Urgrund: blackened doom metal coming from a deep primal subconscious source

Häxenzijrkell, Urgrund, Germany, Amor Fati Productions, AFP210, CD digipak (2022)

A black / doom duo since forming in Essen in 2016, Häxenzirjkell – the name is a variant spelling of the German “hexenzirkel”, referring to a circle or coven of witches – gradually worked their way through small releases to their debut album “Die Nachtseite” in 2020. The musicians brought out second album “Urgrund” in early 2022; in English, the title means “Origin” or “Source” which I take to suggest that the music here comes from some deep primal subconscious well and could be an unsettling, confronting experience for unsuspecting listeners. Certainly the music sounds as if it’s coming from somewhere bleak, deep down in the musicians’ backgrounds or psyches: a disturbing place of dark compulsion or obsession that compels listeners to follow, as if through hypnosis. The slow doomy repetition and looping riffs exercise a trance-like effect, and samples of spoken-voice radio recordings bring a sinister, almost satanic aspect to the relentless flow of riff layers.

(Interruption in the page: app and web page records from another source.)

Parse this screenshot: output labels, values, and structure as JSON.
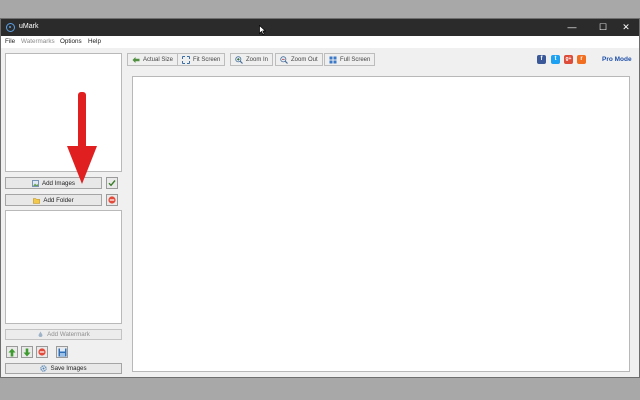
{
  "window": {
    "title": "uMark",
    "controls": {
      "minimize": "—",
      "maximize": "☐",
      "close": "✕"
    }
  },
  "menu": [
    {
      "label": "File",
      "disabled": false
    },
    {
      "label": "Watermarks",
      "disabled": true
    },
    {
      "label": "Options",
      "disabled": false
    },
    {
      "label": "Help",
      "disabled": false
    }
  ],
  "left_panel": {
    "add_images_label": "Add Images",
    "add_folder_label": "Add Folder",
    "add_watermark_label": "Add Watermark",
    "save_images_label": "Save Images"
  },
  "toolbar": {
    "actual_size_label": "Actual Size",
    "fit_screen_label": "Fit Screen",
    "zoom_in_label": "Zoom In",
    "zoom_out_label": "Zoom Out",
    "full_screen_label": "Full Screen",
    "pro_mode_label": "Pro Mode"
  },
  "social": {
    "facebook": "f",
    "twitter": "t",
    "google_plus": "g+",
    "rss": "r"
  },
  "colors": {
    "titlebar": "#2b2b2b",
    "annotation_arrow": "#e02020",
    "pro_mode": "#1d4fa8"
  }
}
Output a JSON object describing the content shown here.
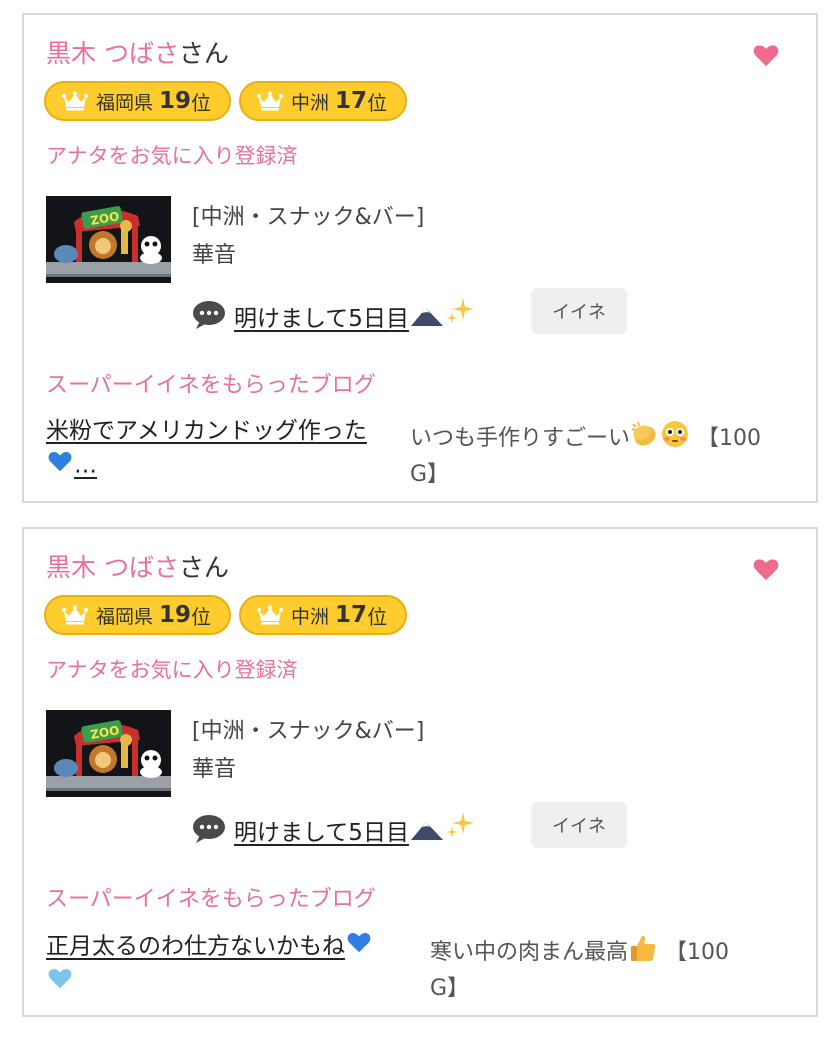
{
  "cards": [
    {
      "user_name": "黒木 つばさ",
      "user_suffix": "さん",
      "ranks": [
        {
          "area": "福岡県",
          "rank": "19",
          "unit": "位"
        },
        {
          "area": "中洲",
          "rank": "17",
          "unit": "位"
        }
      ],
      "favorite_status": "アナタをお気に入り登録済",
      "shop_category": "[中洲・スナック&バー]",
      "shop_name": "華音",
      "post_title": "明けまして5日目",
      "like_button": "イイネ",
      "super_label": "スーパーイイネをもらったブログ",
      "blog_line1": "米粉でアメリカンドッグ作った",
      "blog_line2": "…",
      "comment_line1": "いつも手作りすごーい",
      "comment_reward": "【100",
      "comment_line2": "G】"
    },
    {
      "user_name": "黒木 つばさ",
      "user_suffix": "さん",
      "ranks": [
        {
          "area": "福岡県",
          "rank": "19",
          "unit": "位"
        },
        {
          "area": "中洲",
          "rank": "17",
          "unit": "位"
        }
      ],
      "favorite_status": "アナタをお気に入り登録済",
      "shop_category": "[中洲・スナック&バー]",
      "shop_name": "華音",
      "post_title": "明けまして5日目",
      "like_button": "イイネ",
      "super_label": "スーパーイイネをもらったブログ",
      "blog_line1": "正月太るのわ仕方ないかもね",
      "blog_line2": "",
      "comment_line1": "寒い中の肉まん最高",
      "comment_reward": "【100",
      "comment_line2": "G】"
    }
  ],
  "icons": {
    "heart": "heart-icon",
    "crown": "crown-icon",
    "bubble": "speech-bubble-icon",
    "thumbnail": "zoo-thumbnail"
  },
  "colors": {
    "accent_pink": "#e8709a",
    "badge_yellow": "#ffcc2e",
    "heart": "#f06a8e"
  }
}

In the distant black caverns behind the chainsaw roar of the guitars, screams and howls of the damned are almost continuous.

The album is divided into three parts with the first part, “Die Entschleierung” (“The Unveiling”) which is a whopping 18-minute atmospheric BM / doom number that hits you hard with its harsh bleak tone and production, the screaming, gibbering vocals, the music’s arduous pace and the sense of suffocation in the droning guitar grind. Now and again sinister spoken-voice recordings appear beneath the wavy guitar riffs. There is definitely the sense of a secret ritual slowly unfurling in form like a magic scroll unravelling and revealing its secret spells, and the effects those spells generate when they are exposed to air or light. On and on the music goes, its sense of near madness and chaos growing greater and more intense to an ear-shattering guitar feedback climax.

The second and third parts are shorter pieces but no less gruelling and monotonous. “Von Zeit und Form” (“Of Time and Form”) continues with the repetitive percussion and the secret ritual, the doomy and damned atmosphere and the feeling of oppression. The riffs seem more defined though as on the first track they are linked in one continuous droning progression. “Der Pfad der Finsternis” (“The Path of Darkness”) dials up the oppression and the desperation, with the screaming becoming more manic and desperate, and the pace of the music varying much more from doomy slowness to speedy urgency with heavier drumming.

It’s certainly not a recording you’d want to play late in the evening or when you’re feeling sleepy as the atmosphere can be desolate and frightening, and the guitars’ abrasive tones can be hard on the eardrums. In all three tracks, the music relies on slow linked loops of riffs, giving an impression of a continuous, undulating wave of droning guitar noise. The drumming gives a structure and backbone to the music, and brings pace. The monotony can grate on listeners and I would think that if the music were any longer than it is, the unending repetition and monotony might be more annoying than essential to the music. Some variety and development in mood, atmosphere and song structure will then become necessary. While the production style emphasises the bleakness and the disturbing occult nature of the blackened doom ritual, at the same time it robs the music of the depth and subtlety it needs and makes it seem one-dimensional.

So far Häxenzirjkell have done well with a particular song-writing format that achieves and sustains the hypnotic effect they need and want but on future albums the musicians will need a bigger and more varied set of tools and techniques to expand and deepen their music’s occult trance realms.